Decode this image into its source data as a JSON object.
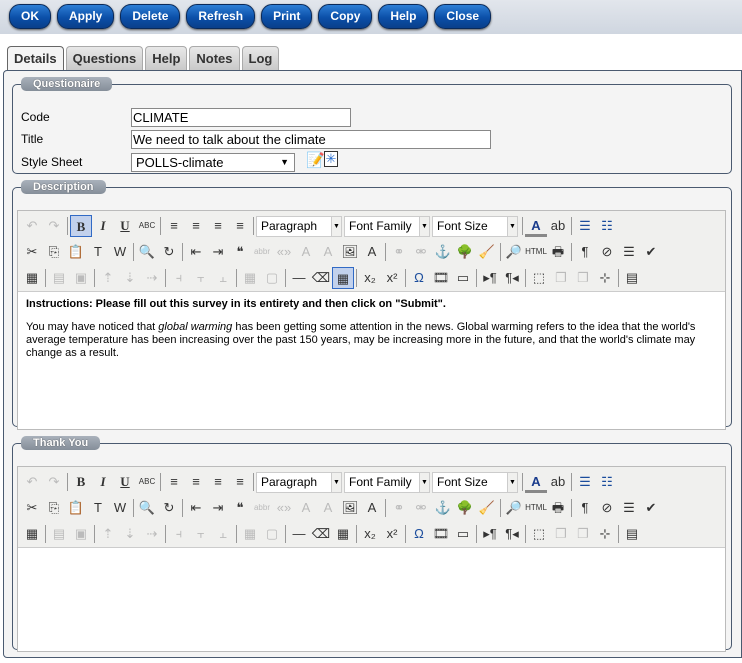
{
  "toolbar": {
    "buttons": [
      "OK",
      "Apply",
      "Delete",
      "Refresh",
      "Print",
      "Copy",
      "Help",
      "Close"
    ]
  },
  "tabs": [
    {
      "label": "Details",
      "active": true
    },
    {
      "label": "Questions"
    },
    {
      "label": "Help"
    },
    {
      "label": "Notes"
    },
    {
      "label": "Log"
    }
  ],
  "questionaire": {
    "legend": "Questionaire",
    "code_label": "Code",
    "code_value": "CLIMATE",
    "title_label": "Title",
    "title_value": "We need to talk about the climate",
    "style_label": "Style Sheet",
    "style_value": "POLLS-climate",
    "edit_icon": "pencil-edit-icon",
    "new_icon": "new-document-icon"
  },
  "description": {
    "legend": "Description",
    "instructions": "Instructions: Please fill out this survey in its entirety and then click on \"Submit\".",
    "body_before": "You may have noticed that ",
    "body_italic": "global warming",
    "body_after": " has been getting some attention in the news. Global warming refers to the idea that the world's average temperature has been increasing over the past 150 years, may be increasing more in the future, and that the world's climate may change as a result."
  },
  "thankyou": {
    "legend": "Thank You"
  },
  "editor": {
    "dropdowns": [
      "Paragraph",
      "Font Family",
      "Font Size"
    ],
    "rows": [
      [
        [
          "undo",
          "↶",
          1
        ],
        [
          "redo",
          "↷",
          1
        ],
        "|",
        [
          "bold",
          "B",
          0,
          1
        ],
        [
          "italic",
          "I"
        ],
        [
          "underline",
          "U"
        ],
        [
          "strikethrough",
          "ABC"
        ],
        "|",
        [
          "align-left",
          "≡"
        ],
        [
          "align-center",
          "≡"
        ],
        [
          "align-right",
          "≡"
        ],
        [
          "justify",
          "≡"
        ],
        "|",
        "DD",
        "|",
        [
          "text-color",
          "A"
        ],
        [
          "background-color",
          "ab"
        ],
        "|",
        [
          "bullet-list",
          "☰"
        ],
        [
          "numbered-list",
          "☷"
        ]
      ],
      [
        [
          "cut",
          "✂"
        ],
        [
          "copy",
          "⎘"
        ],
        [
          "paste",
          "📋"
        ],
        [
          "paste-text",
          "T"
        ],
        [
          "paste-word",
          "W"
        ],
        "|",
        [
          "find",
          "🔍"
        ],
        [
          "replace",
          "↻"
        ],
        "|",
        [
          "outdent",
          "⇤"
        ],
        [
          "indent",
          "⇥"
        ],
        [
          "blockquote",
          "❝"
        ],
        [
          "abbr",
          "abbr",
          1
        ],
        [
          "cite",
          "«»",
          1
        ],
        [
          "remove-format",
          "A",
          1
        ],
        [
          "styles",
          "A",
          1
        ],
        [
          "insert-image",
          "🖼"
        ],
        [
          "style-props",
          "A"
        ],
        "|",
        [
          "link",
          "⚭",
          1
        ],
        [
          "unlink",
          "⚮",
          1
        ],
        [
          "anchor",
          "⚓"
        ],
        [
          "image",
          "🌳"
        ],
        [
          "cleanup",
          "🧹"
        ],
        "|",
        [
          "preview",
          "🔎"
        ],
        [
          "html",
          "HTML"
        ],
        [
          "print",
          "🖶"
        ],
        "|",
        [
          "pilcrow",
          "¶"
        ],
        [
          "nonbreaking",
          "⊘"
        ],
        [
          "horizontal-rule",
          "☰"
        ],
        [
          "spellcheck",
          "✔"
        ]
      ],
      [
        [
          "table-props",
          "▦"
        ],
        "|",
        [
          "row-props",
          "▤",
          1
        ],
        [
          "cell-props",
          "▣",
          1
        ],
        "|",
        [
          "row-before",
          "⇡",
          1
        ],
        [
          "row-after",
          "⇣",
          1
        ],
        [
          "delete-row",
          "⇢",
          1
        ],
        "|",
        [
          "col-before",
          "⫞",
          1
        ],
        [
          "col-after",
          "⫟",
          1
        ],
        [
          "delete-col",
          "⫠",
          1
        ],
        "|",
        [
          "split-cells",
          "▦",
          1
        ],
        [
          "merge-cells",
          "▢",
          1
        ],
        "|",
        [
          "hr",
          "—"
        ],
        [
          "eraser",
          "⌫"
        ],
        [
          "insert-table",
          "▦",
          0,
          1
        ],
        "|",
        [
          "subscript",
          "x₂"
        ],
        [
          "superscript",
          "x²"
        ],
        "|",
        [
          "special-char",
          "Ω"
        ],
        [
          "media",
          "🎞"
        ],
        [
          "input-field",
          "▭"
        ],
        "|",
        [
          "ltr",
          "▸¶"
        ],
        [
          "rtl",
          "¶◂"
        ],
        "|",
        [
          "layer",
          "⬚"
        ],
        [
          "layer-forward",
          "❐",
          1
        ],
        [
          "layer-backward",
          "❐",
          1
        ],
        [
          "absolute",
          "⊹"
        ],
        "|",
        [
          "template",
          "▤"
        ]
      ]
    ]
  }
}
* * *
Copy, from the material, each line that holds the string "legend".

    "legend": "Questionaire",
    "legend": "Description",
    "legend": "Thank You"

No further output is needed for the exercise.